Considering now the operation of the improved antenna, it is connected by way of a conventional 300 ohm transmission line 80 to the input terminals of a television receiver. The switch is set at its fifth position and the tuning elements 25 and 26 are then spread and the lengths thereof adjusted until maximum signal is received as indicated by the image on the picture tube. The antenna is then oriented and located in a position whereby minimum ghosts are observed and maximum signal obtained. Thereafter the height of the tuning elements 40 and 41 are adjusted to effect an optimum impedance match between the antenna and the transmission line 80 as determinable by the fidelity and definition of the received picture and by the absence of ghosts. In the majority of cases this procedure will result in the reception of an optimum picture. However, in the event that reception is still unsatisfactory, the switch 5'5 may be adjusted to any of its other positions and the antenna and tuning elements manipulated until optimum reception is achieved. It should be noted that in the commercial embodiment of the present inven tion the tuning elements 40 and 41 are continuously adjustable in length from approximately 4 /2 inches to approximately 12 /2 inches whereas each of the antenna elements are adjustable in length from approximately 17 /2 inches to approximately 43 inches, greater lengths being somewhat awkward.

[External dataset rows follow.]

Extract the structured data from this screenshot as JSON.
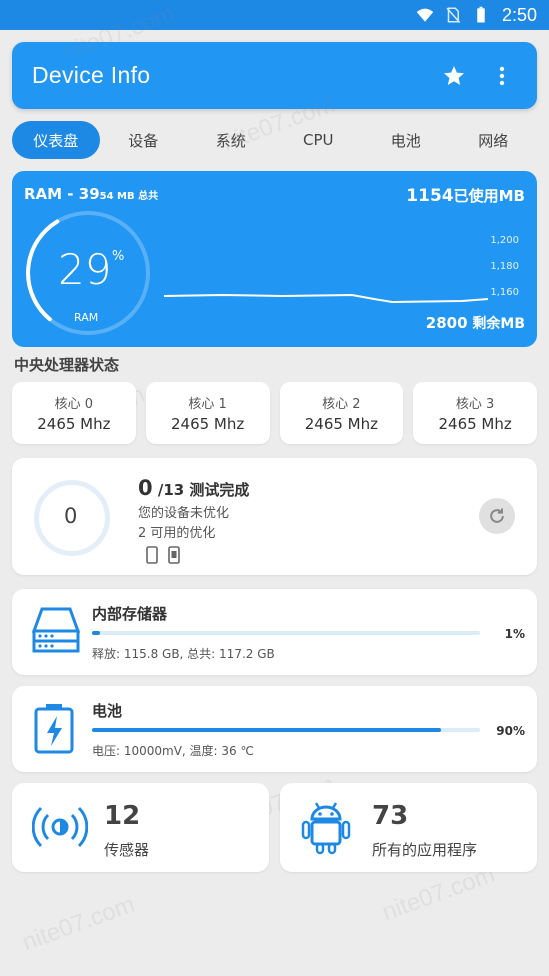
{
  "status_bar": {
    "time": "2:50"
  },
  "app": {
    "title": "Device Info"
  },
  "tabs": [
    {
      "label": "仪表盘",
      "active": true
    },
    {
      "label": "设备",
      "active": false
    },
    {
      "label": "系统",
      "active": false
    },
    {
      "label": "CPU",
      "active": false
    },
    {
      "label": "电池",
      "active": false
    },
    {
      "label": "网络",
      "active": false
    }
  ],
  "ram": {
    "label": "RAM - 39",
    "total_small": "54 MB 总共",
    "used_value": "1154",
    "used_label": "已使用MB",
    "percent": "29",
    "percent_symbol": "%",
    "gauge_label": "RAM",
    "remaining_value": "2800",
    "remaining_label": " 剩余MB",
    "axis_ticks": [
      "1,200",
      "1,180",
      "1,160"
    ],
    "percent_fraction": 0.29
  },
  "cpu": {
    "section_title": "中央处理器状态",
    "cores": [
      {
        "name": "核心 0",
        "freq": "2465 Mhz"
      },
      {
        "name": "核心 1",
        "freq": "2465 Mhz"
      },
      {
        "name": "核心 2",
        "freq": "2465 Mhz"
      },
      {
        "name": "核心 3",
        "freq": "2465 Mhz"
      }
    ]
  },
  "optimize": {
    "ring_value": "0",
    "count_value": "0",
    "count_total": " /13",
    "count_label": " 测试完成",
    "line1": "您的设备未优化",
    "line2": "2 可用的优化"
  },
  "storage": {
    "title": "内部存储器",
    "percent_text": "1%",
    "percent_fraction": 0.01,
    "detail": "释放: 115.8 GB,  总共: 117.2 GB"
  },
  "battery": {
    "title": "电池",
    "percent_text": "90%",
    "percent_fraction": 0.9,
    "detail": "电压: 10000mV,  温度: 36 ℃"
  },
  "sensors": {
    "value": "12",
    "label": "传感器"
  },
  "apps": {
    "value": "73",
    "label": "所有的应用程序"
  },
  "watermark": "nite07.com",
  "colors": {
    "primary": "#2196f3",
    "primary_dark": "#1e88e5",
    "background": "#ececec"
  }
}
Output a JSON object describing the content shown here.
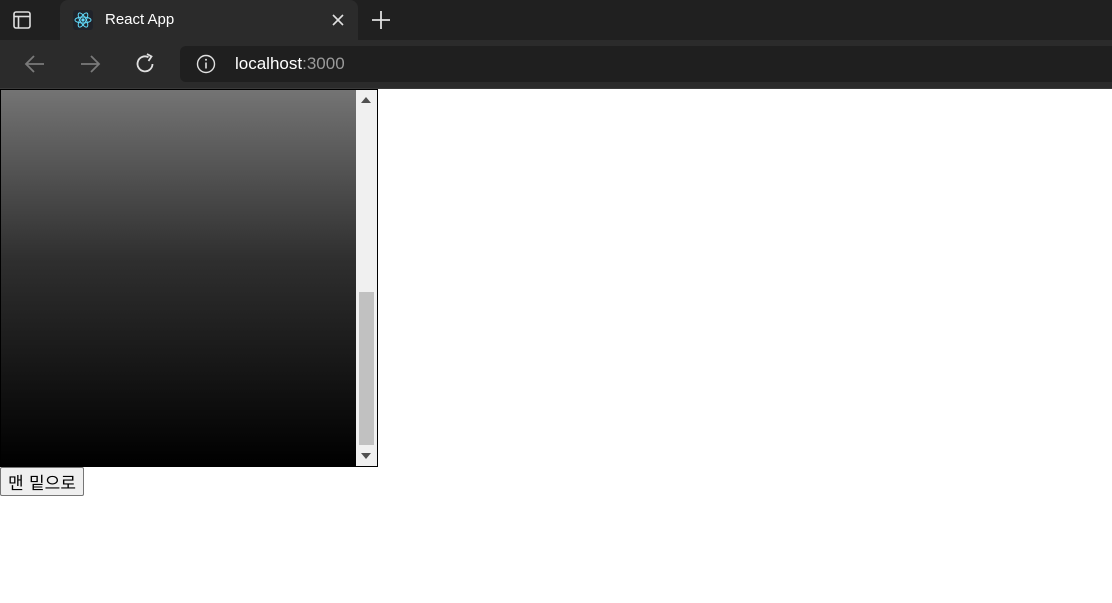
{
  "browser": {
    "tab": {
      "title": "React App"
    },
    "address": {
      "host": "localhost",
      "port": ":3000"
    }
  },
  "page": {
    "button_label": "맨 밑으로",
    "scroll_position": 0.55
  }
}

While there has been illustrated and described a preferred embodiment of the present invention it is apparent that numerous alterations and omissions may be,

made without departing from the spirit thereof.

What is claimed is:

1. An improved antenna comprising a base portion, a pair of separated antenna elements disposed at an angle to the vertical and carried by said base member, a pair of parallel open ended tuning elements of adjustable length, each of said tuning elements being coupled to a corresponding antenna element and a transmission line having a pair of conductors, each of said conductors being connected to a respective set of antenna element and tuning element.

2. An improved antenna comprising a base member, a pair of laterally spaced elongated antenna elements pivotally connected to said base member adjacent their inner ends to permit the relative angular adjustment thereof, each or" said antenna elements including a plurality of mutually slidable telescoping members, an open ended pair of parallel elongated tuning elements carried by said base member, each of said tuning elements including a plurality of mutually slidable telescoping members, a pair of conductors and switching means connected to said pair of conductors and said tuning elements and said antenna elements whereby to permit selective coupling of said conductors to said tuning elements and antenna elements, solely to said tuning elements, and to a single tuning element and a single antenna element respectively.

References Cited in the file of this patent UNITED STATES PATENTS

Patent Citations
Cited PatentFiling datePublication dateApplicantTitle
US2268640 *Nov 15, 1940Jan 6, 1942Rca CorpRotary beam antenna
US2510064 *Nov 5, 1945Jun 6, 1950Bryan Harold ERadio-frequency transmission system
US2608657 *Apr 14, 1950Aug 26, 1952SpirtTelevision antenna
US2632105 *Jun 10, 1949Mar 17, 1953Roberts Lawrence FIndoor television receiving antenna
US2658144 *Jul 9, 1949Nov 3, 1953American Phenolic CorpIndoor television antenna
Referenced by
Citing PatentFiling datePublication dateApplicantTitle
US3045240 *Nov 12, 1959Jul 17, 1962Clear Beam Antenna CorpRabbit ear antenna
US5528251 *Apr 6, 1995Jun 18, 1996Frein; Harry S.Double tuned dipole antenna
US5764194 *Dec 22, 1995Jun 9, 1998Thomson Consumer Electronics, Inc.Antenna orientation assembly
US7764240Mar 2, 2005Jul 27, 2010Nxp B.V.Antenna configuration for RFID tags
US20080246691 *Mar 28, 2008Oct 9, 2008Kojima Press Industry Co., Ltd.Antenna apparatus
US20080284666 *Mar 2, 2005Nov 20, 2008Achim HilgersAntenna Configuration for RFID Tags
EP1978591A1 *Mar 26, 2008Oct 8, 2008Kojima Press Industry Co., Ltd.Adjustable monopole with adjustable ground plane
WO2005088770A1 *Mar 2, 2005Sep 22, 2005Koninklijke Philips Electronics N.V.Antenna configuration for rfid tags
Classifications
U.S. Classification343/876, 343/747, 343/724, 343/808
International ClassificationH01Q9/10, H01Q9/04
Cooperative ClassificationH01Q9/10
European ClassificationH01Q9/10